▸ **THE PROBLEM**: Look through the records that follow and state how many lines hold the word "season", without adding anything.

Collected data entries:
⁂

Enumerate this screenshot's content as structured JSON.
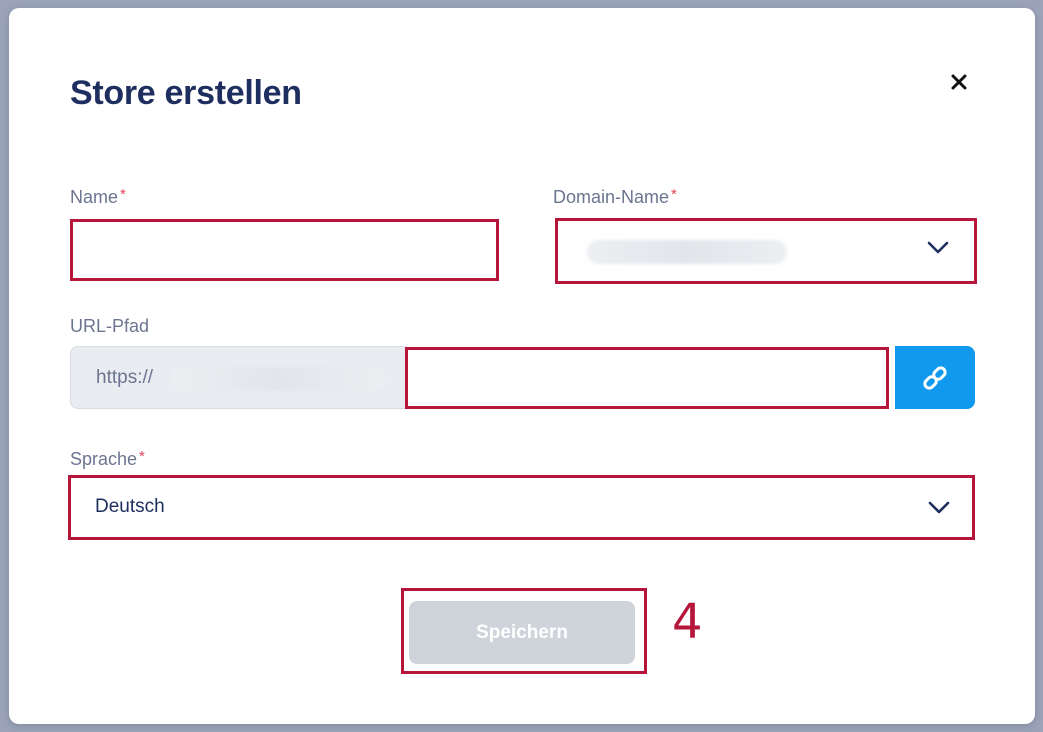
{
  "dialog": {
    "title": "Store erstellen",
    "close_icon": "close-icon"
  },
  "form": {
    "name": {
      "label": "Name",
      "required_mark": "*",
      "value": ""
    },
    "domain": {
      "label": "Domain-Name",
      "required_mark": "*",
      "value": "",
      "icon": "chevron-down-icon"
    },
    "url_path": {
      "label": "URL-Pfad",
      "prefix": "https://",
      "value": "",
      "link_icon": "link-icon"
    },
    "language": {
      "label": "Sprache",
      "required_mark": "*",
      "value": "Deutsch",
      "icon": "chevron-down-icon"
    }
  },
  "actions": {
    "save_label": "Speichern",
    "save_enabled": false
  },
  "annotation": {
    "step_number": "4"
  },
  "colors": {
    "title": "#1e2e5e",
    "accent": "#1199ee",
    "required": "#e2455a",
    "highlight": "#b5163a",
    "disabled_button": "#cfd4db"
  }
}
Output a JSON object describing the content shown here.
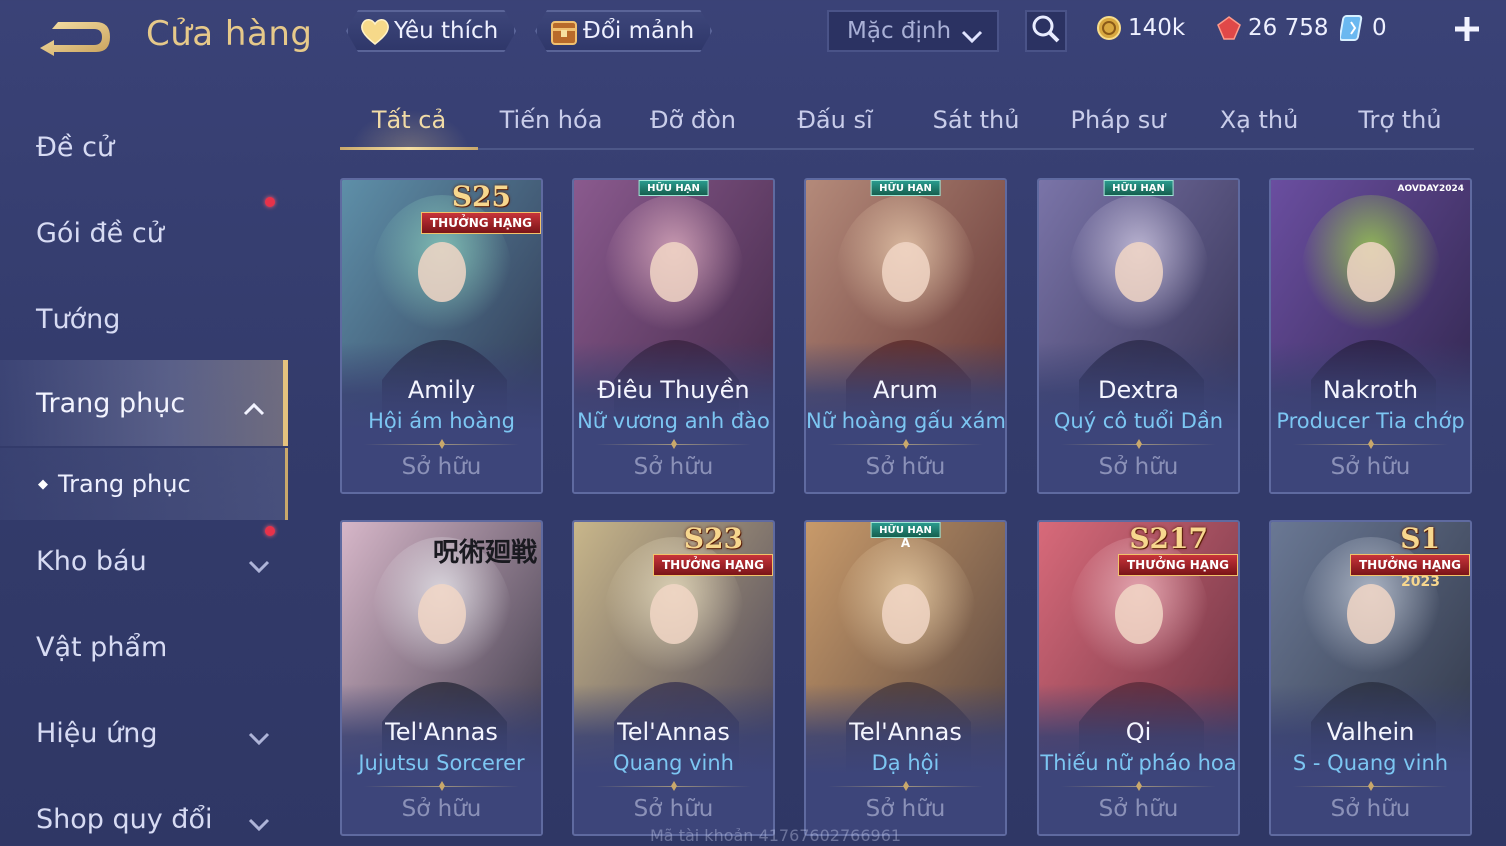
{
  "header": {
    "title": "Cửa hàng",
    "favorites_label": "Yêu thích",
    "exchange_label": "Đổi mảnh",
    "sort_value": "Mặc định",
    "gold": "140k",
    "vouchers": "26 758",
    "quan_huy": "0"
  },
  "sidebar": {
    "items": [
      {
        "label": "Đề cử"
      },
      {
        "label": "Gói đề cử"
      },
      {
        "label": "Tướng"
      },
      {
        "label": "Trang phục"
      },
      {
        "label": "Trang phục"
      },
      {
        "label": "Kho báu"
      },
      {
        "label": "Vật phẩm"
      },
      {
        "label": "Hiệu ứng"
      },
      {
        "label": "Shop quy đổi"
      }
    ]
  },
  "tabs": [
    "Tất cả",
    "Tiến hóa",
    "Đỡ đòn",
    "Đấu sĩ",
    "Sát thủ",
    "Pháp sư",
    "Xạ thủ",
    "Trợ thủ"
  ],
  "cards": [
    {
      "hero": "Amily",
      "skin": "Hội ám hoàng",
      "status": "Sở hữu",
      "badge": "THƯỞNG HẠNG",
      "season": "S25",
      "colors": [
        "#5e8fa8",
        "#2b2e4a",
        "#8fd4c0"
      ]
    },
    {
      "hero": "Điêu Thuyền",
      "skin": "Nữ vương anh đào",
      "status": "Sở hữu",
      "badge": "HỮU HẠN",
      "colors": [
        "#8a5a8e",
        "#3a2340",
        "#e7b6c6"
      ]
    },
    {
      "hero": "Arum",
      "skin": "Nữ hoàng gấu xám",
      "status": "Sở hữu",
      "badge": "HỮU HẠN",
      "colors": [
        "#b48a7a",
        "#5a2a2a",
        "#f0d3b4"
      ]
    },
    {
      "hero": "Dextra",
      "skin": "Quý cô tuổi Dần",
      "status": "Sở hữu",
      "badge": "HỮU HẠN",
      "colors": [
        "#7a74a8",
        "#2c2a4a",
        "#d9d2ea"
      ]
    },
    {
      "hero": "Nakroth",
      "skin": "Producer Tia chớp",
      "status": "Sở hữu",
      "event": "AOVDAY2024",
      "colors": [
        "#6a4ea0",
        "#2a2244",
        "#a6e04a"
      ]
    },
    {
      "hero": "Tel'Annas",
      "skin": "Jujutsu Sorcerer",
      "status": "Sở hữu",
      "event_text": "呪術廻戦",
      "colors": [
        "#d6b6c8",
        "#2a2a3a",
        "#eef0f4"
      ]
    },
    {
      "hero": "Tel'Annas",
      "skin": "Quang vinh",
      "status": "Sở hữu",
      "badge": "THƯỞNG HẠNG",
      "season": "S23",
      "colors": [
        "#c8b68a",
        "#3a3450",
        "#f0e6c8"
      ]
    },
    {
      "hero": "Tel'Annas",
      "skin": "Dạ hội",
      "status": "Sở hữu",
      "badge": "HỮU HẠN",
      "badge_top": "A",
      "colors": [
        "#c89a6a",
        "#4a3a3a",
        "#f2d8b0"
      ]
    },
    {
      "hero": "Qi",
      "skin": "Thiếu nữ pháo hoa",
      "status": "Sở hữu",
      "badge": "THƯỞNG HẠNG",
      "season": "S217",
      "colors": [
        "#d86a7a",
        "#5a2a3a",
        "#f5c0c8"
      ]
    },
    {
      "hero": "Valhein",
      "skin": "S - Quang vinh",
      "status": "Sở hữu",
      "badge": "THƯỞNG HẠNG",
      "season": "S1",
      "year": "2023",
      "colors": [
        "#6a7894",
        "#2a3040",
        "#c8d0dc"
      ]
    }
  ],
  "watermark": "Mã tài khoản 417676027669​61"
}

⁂

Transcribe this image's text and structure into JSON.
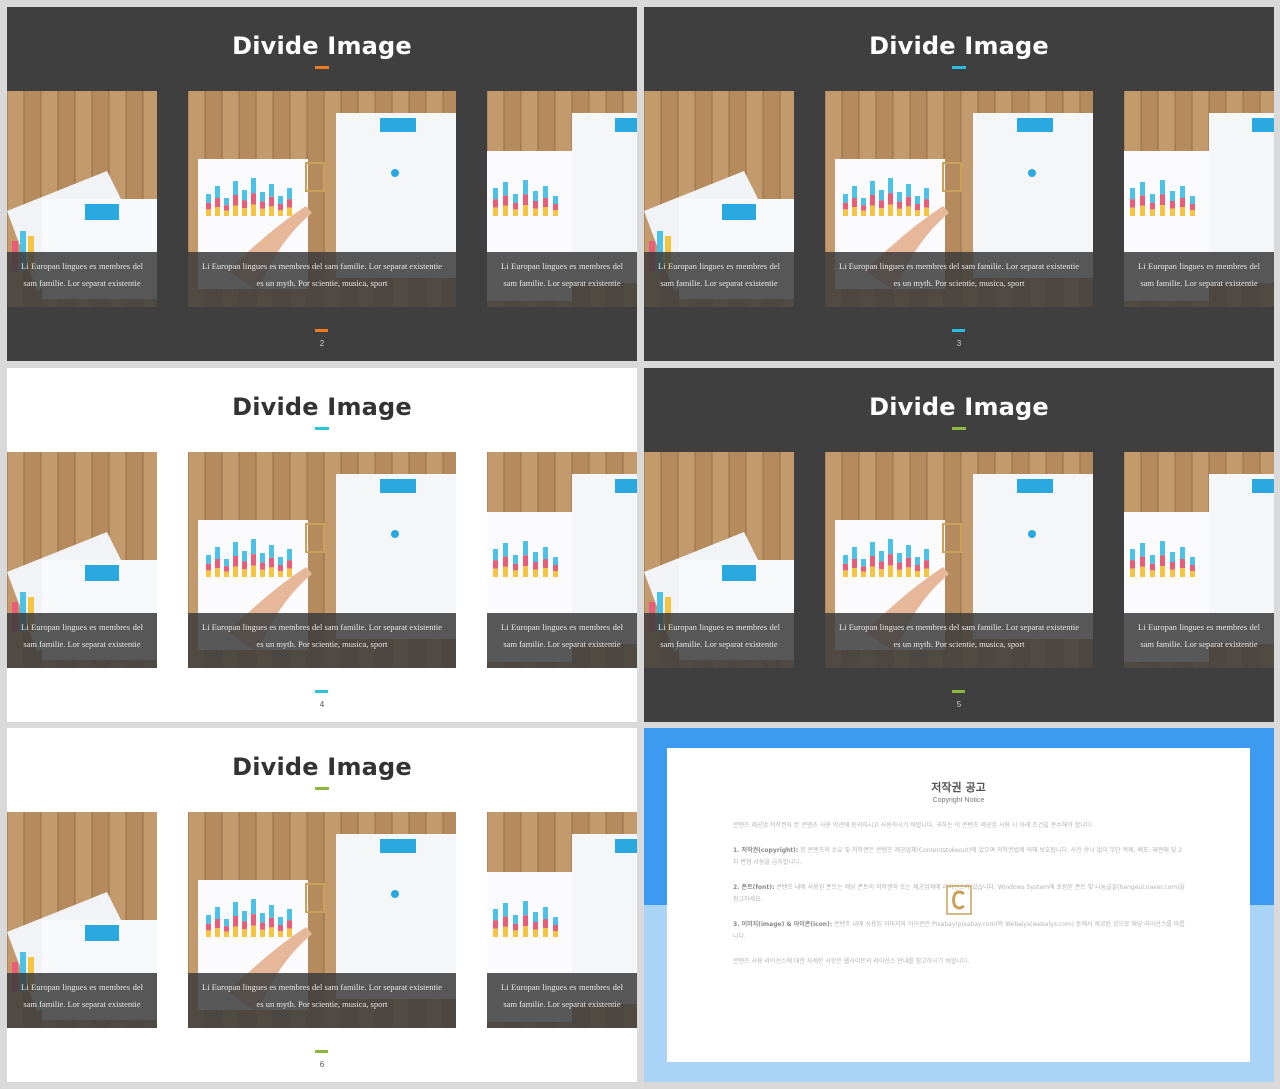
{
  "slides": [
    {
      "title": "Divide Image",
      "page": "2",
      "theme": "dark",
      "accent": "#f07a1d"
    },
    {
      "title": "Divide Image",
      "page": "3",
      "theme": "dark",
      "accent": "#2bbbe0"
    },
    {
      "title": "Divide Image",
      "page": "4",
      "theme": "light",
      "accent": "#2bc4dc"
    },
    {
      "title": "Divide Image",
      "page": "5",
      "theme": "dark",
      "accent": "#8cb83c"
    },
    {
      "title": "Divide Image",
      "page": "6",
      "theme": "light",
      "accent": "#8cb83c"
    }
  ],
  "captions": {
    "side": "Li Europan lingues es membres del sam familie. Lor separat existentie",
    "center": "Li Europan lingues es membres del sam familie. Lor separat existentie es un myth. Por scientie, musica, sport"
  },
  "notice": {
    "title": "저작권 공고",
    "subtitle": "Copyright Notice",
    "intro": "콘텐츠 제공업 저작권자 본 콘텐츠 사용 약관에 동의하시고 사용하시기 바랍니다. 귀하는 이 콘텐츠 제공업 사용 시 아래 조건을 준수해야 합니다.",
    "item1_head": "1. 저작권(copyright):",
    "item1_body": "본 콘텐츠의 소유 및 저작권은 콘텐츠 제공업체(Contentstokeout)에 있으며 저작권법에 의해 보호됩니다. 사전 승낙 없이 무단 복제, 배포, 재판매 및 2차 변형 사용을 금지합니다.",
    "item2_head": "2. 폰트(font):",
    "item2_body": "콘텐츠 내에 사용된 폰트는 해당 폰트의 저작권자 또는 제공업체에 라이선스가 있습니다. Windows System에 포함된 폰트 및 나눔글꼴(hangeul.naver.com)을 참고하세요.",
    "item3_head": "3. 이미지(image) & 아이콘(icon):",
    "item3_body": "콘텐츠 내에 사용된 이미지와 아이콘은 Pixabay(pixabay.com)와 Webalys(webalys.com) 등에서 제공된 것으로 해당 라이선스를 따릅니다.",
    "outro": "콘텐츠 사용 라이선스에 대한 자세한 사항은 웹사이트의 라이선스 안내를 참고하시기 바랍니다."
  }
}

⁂

▸ **ANSWER SECTION**: 4